Understanding that treatment and support are available for struggling veterans is essential. Veteran programs, coupled with trauma-informed treatment options, are crucial to help veterans address and overcome the use of alcohol or alcohol addiction for a healthier, sober civilian life.

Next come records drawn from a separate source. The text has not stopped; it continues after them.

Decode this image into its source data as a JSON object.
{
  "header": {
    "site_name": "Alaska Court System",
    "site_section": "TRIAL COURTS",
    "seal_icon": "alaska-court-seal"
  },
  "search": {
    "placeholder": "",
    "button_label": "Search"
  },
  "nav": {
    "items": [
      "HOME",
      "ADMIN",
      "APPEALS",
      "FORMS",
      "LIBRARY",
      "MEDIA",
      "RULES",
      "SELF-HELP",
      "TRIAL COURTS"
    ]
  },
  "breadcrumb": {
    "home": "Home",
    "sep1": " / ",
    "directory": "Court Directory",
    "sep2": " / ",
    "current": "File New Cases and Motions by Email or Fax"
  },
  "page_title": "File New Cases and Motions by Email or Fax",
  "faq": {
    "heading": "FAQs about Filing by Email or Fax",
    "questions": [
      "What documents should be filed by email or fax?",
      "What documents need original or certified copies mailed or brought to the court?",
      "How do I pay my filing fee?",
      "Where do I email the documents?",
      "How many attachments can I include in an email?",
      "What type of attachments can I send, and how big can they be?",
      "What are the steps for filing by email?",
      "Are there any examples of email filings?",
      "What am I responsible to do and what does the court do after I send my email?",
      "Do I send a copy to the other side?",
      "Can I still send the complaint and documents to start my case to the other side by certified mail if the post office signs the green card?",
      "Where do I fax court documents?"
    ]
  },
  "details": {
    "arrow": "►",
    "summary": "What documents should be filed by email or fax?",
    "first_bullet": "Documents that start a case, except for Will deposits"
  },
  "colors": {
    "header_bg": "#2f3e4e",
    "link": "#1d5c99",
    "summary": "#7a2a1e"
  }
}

Alcohol use is common among veterans, but we at Hawaii Island Recovery are here to help. Our commitment to veterans begins with our dedicated, trauma-informed staff and extends to our entire veteran program and community. We are devoted to creating a safe space for peers and professionals to address veterans’ needs and goals directly. Our effective Hawaii sober living and recovery center is committed to facilitating this community and a sense of camaraderie. We personalize your recovery journey each step of the way. Individual and group therapy, cultural experiences, and natural and ocean-based therapies are just the beginning of the therapeutic options available. For more information, call us today at (866) 390-5070.